As noted, these are written for a younger audience and thus take a rather simplistic approach to their story, glossing over some details and keeping the action moving at the expense of more indepth story-telling. Not that this is a stumbling point for the books, but I mention it just to set expectations for those approaching them for the first time. What the books succeed at is capturing the sense of wonder, mystery, and adventure that appeals to its youthful audience as well as those still young of heart. The books are definitely quite fun to read even if they are a bit sparse at times.
This series definitely offers a good introduction to science fiction literature for younger readers, but as mentioned, older readers can enjoy them as well. Though as a note, it was targeted specifically at a young male audience, so it has very little in the way of female characters. Christopher did write a prequel book in the late 80’s that goes back and chronicles the actual invasion (When the Tripods Came). That book is okay, but has a very different feel from the original trilogy and is not essential to understanding the story (the events elaborated on in the prequel book are touched on in The City of Gold and Lead). Also, the BBC did a television adaptation of the books in the 80’s. It ran for two seasons and covered the first two books, but was unfortunately cancelled before the final book could be adapted.

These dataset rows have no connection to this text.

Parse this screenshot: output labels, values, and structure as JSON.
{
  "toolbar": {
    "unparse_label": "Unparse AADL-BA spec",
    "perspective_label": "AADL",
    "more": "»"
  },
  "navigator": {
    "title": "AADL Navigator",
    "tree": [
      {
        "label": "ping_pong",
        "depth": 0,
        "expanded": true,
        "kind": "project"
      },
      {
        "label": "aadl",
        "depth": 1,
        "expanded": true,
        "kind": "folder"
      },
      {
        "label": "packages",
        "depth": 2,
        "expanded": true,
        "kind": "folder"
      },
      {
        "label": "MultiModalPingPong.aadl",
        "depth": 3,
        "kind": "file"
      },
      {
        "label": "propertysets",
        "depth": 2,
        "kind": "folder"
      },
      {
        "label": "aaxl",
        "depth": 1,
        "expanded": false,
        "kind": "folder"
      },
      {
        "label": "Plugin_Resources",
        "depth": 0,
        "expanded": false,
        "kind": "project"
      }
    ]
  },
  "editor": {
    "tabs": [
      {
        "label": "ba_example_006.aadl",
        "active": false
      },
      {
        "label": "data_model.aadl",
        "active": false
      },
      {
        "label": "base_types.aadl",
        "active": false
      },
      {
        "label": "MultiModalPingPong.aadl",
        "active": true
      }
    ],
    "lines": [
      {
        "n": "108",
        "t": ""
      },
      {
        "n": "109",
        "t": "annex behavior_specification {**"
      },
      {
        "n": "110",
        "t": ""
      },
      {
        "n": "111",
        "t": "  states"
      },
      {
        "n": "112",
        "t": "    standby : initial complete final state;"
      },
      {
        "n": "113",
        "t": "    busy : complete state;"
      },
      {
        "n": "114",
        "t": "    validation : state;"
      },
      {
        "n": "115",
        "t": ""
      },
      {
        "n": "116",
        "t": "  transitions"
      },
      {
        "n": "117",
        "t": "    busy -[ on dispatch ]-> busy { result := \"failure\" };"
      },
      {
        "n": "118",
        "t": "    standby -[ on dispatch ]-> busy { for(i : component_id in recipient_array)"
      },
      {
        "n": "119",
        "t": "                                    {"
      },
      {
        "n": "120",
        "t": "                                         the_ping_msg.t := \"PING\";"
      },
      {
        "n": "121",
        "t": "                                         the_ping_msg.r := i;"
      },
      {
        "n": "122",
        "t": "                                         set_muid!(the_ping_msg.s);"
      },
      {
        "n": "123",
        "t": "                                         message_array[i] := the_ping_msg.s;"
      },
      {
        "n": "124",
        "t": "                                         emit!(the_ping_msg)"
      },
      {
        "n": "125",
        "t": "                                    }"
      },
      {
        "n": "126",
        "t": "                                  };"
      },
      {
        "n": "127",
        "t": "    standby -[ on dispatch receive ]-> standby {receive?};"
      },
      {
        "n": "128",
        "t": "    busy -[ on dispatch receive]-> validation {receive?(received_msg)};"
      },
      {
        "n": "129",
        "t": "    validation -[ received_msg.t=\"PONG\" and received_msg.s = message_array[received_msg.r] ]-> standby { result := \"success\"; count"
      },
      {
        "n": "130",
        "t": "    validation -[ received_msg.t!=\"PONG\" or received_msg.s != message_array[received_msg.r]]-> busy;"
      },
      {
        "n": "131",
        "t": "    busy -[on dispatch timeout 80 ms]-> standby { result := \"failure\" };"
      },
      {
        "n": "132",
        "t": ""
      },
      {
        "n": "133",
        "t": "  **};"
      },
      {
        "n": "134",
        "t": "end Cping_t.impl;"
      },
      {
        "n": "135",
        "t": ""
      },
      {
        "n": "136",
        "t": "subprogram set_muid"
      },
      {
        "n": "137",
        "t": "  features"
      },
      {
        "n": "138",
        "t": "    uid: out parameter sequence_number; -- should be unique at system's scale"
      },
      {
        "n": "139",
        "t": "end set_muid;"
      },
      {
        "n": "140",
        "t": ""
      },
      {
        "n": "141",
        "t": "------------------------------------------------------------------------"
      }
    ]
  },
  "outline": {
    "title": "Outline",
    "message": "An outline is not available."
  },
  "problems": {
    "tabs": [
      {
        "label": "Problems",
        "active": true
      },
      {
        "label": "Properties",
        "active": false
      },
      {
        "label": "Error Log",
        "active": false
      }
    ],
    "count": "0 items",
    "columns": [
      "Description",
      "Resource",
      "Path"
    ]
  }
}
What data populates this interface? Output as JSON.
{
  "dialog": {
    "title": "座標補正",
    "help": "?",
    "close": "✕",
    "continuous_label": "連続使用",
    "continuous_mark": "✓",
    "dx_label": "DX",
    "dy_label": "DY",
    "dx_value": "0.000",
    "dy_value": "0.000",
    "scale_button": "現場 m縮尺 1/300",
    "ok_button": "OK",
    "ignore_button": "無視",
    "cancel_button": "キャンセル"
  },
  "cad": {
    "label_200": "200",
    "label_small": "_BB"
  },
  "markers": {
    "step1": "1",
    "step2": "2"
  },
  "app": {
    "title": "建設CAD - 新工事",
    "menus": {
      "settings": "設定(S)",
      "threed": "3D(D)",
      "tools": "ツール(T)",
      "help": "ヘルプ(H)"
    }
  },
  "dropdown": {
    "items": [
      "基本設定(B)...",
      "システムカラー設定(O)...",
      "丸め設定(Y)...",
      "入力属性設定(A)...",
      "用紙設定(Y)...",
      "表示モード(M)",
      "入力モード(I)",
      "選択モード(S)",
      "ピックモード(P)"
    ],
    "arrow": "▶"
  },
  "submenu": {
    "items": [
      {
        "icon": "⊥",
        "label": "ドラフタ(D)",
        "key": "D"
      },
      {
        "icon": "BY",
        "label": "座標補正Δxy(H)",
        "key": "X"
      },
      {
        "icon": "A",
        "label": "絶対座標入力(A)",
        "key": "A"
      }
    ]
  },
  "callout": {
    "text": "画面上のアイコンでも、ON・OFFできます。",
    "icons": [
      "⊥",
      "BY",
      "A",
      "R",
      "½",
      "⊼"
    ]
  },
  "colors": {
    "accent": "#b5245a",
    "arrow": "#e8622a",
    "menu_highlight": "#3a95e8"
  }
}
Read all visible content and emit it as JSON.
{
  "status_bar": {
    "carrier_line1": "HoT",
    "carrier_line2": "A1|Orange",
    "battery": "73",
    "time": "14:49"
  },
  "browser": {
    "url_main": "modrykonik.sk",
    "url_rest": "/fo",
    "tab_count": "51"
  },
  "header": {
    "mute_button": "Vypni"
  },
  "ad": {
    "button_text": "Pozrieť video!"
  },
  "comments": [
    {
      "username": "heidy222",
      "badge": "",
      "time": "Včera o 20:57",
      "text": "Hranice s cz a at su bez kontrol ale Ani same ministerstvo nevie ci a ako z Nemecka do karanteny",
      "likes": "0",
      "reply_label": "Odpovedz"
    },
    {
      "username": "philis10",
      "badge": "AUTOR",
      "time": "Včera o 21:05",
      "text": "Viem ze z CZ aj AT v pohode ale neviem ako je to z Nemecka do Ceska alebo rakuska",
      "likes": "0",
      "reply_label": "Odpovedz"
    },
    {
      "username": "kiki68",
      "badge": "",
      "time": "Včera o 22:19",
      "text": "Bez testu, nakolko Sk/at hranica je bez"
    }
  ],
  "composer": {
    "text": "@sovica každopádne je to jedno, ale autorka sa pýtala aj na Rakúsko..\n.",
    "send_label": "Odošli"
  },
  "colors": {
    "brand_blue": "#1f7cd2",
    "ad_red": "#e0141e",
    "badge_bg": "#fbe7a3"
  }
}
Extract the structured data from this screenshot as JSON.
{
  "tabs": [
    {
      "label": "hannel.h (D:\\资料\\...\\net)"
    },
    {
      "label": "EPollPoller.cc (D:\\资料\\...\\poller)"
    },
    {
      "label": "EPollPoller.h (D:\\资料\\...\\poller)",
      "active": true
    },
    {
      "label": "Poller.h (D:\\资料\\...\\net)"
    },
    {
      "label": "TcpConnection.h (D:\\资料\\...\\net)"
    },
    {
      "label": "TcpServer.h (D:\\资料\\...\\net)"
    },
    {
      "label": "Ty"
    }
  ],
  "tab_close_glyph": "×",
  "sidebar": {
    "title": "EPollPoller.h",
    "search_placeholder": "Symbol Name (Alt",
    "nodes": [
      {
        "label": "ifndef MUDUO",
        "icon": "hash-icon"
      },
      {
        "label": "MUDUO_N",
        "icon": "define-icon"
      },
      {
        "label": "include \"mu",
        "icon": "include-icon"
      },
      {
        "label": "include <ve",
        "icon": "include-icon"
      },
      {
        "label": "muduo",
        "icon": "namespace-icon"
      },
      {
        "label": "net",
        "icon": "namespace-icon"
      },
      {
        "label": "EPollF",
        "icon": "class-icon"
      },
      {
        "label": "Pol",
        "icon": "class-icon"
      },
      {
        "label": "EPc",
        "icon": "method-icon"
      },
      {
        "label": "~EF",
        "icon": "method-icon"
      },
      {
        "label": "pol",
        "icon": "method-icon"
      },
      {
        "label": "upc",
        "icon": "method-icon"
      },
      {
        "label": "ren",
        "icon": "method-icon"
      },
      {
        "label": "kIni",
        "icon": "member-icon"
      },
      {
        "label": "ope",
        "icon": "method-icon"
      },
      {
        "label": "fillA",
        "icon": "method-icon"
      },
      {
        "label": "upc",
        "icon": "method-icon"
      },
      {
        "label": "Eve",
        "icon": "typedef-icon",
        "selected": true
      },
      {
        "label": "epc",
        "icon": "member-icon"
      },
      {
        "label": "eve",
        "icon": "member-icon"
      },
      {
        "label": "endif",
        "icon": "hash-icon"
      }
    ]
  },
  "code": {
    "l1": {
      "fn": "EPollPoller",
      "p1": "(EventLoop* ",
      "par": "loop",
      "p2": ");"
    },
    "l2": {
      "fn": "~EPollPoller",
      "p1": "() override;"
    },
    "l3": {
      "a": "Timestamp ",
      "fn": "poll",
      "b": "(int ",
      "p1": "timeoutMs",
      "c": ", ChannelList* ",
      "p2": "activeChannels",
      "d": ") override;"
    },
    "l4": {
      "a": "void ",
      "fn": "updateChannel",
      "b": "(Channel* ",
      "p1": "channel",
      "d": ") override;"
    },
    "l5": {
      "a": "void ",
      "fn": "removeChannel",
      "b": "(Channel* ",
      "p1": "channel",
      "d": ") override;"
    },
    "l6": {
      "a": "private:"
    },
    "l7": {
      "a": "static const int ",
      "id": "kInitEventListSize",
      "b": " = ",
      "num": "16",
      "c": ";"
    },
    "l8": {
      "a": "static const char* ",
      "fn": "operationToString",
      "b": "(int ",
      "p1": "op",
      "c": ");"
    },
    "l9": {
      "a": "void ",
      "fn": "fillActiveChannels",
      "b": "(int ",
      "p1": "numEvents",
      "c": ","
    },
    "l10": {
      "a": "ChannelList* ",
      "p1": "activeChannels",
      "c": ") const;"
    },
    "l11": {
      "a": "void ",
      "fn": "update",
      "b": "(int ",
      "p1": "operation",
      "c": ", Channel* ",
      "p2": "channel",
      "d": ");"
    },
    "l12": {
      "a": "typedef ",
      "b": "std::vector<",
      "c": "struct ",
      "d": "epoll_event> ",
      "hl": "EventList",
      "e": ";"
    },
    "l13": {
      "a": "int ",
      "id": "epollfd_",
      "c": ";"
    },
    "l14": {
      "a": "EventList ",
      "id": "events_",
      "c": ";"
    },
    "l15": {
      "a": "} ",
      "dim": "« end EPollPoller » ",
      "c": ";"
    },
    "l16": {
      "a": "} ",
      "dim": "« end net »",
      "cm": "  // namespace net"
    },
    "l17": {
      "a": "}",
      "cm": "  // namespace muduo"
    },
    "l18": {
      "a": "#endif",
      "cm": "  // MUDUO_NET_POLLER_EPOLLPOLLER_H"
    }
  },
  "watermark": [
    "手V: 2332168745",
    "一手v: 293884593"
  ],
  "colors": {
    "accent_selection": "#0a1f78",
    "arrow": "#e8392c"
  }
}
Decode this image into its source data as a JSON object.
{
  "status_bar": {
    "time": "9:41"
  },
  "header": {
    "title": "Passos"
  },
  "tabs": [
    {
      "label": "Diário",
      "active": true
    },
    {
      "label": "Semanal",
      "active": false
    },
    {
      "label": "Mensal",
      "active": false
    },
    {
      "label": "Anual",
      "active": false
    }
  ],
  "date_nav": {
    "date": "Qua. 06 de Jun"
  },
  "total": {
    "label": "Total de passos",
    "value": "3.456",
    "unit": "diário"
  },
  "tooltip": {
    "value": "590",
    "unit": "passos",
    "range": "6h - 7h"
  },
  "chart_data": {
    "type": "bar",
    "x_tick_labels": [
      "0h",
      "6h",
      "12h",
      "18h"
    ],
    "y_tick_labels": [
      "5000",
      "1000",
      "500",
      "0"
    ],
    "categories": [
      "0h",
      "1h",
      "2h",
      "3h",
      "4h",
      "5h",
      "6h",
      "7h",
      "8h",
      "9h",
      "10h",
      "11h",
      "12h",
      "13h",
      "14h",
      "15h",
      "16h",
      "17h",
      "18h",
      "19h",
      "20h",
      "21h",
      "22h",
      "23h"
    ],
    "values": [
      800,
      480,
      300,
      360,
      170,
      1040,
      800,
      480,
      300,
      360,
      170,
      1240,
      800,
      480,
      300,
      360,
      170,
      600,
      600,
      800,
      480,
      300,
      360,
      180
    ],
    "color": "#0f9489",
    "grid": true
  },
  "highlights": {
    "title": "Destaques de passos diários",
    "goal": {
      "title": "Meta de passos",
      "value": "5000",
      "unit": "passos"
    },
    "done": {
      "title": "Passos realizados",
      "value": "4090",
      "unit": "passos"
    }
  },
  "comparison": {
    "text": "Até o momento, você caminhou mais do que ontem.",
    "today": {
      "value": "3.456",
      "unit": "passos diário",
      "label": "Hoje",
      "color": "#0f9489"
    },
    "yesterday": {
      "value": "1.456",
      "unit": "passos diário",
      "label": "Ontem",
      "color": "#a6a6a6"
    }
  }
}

Comments on the Audio Book: The audio book versions of the Tripods Trilogy are narrated by William Gaminara, and as I started to listen to the first book I originally felt he might not have been the best choice as voice talent. The books themselves are narrated in the first person by the lead character Will Parker and it seems strange to hear the elderly voice of Gaminara reading for him. It seemed that it would have made more sense to have a younger voice reading the books since this is all told from Will’s perspective. But I found that I quickly warmed to Gaminara’s narration, especially considering the various accents he leant to the reading. So even though I had some initial reservations, I ultimately believe he was an excellent choice as narrator. Each of the books is relatively brief in length and you can get through the audio versions of all three in about sixteen hours (less time than the first Dune book and much less time than Hyperion). There is also an audio book version of the prequel available which Gaminara reads as well. All of these are available for download from Audible.com.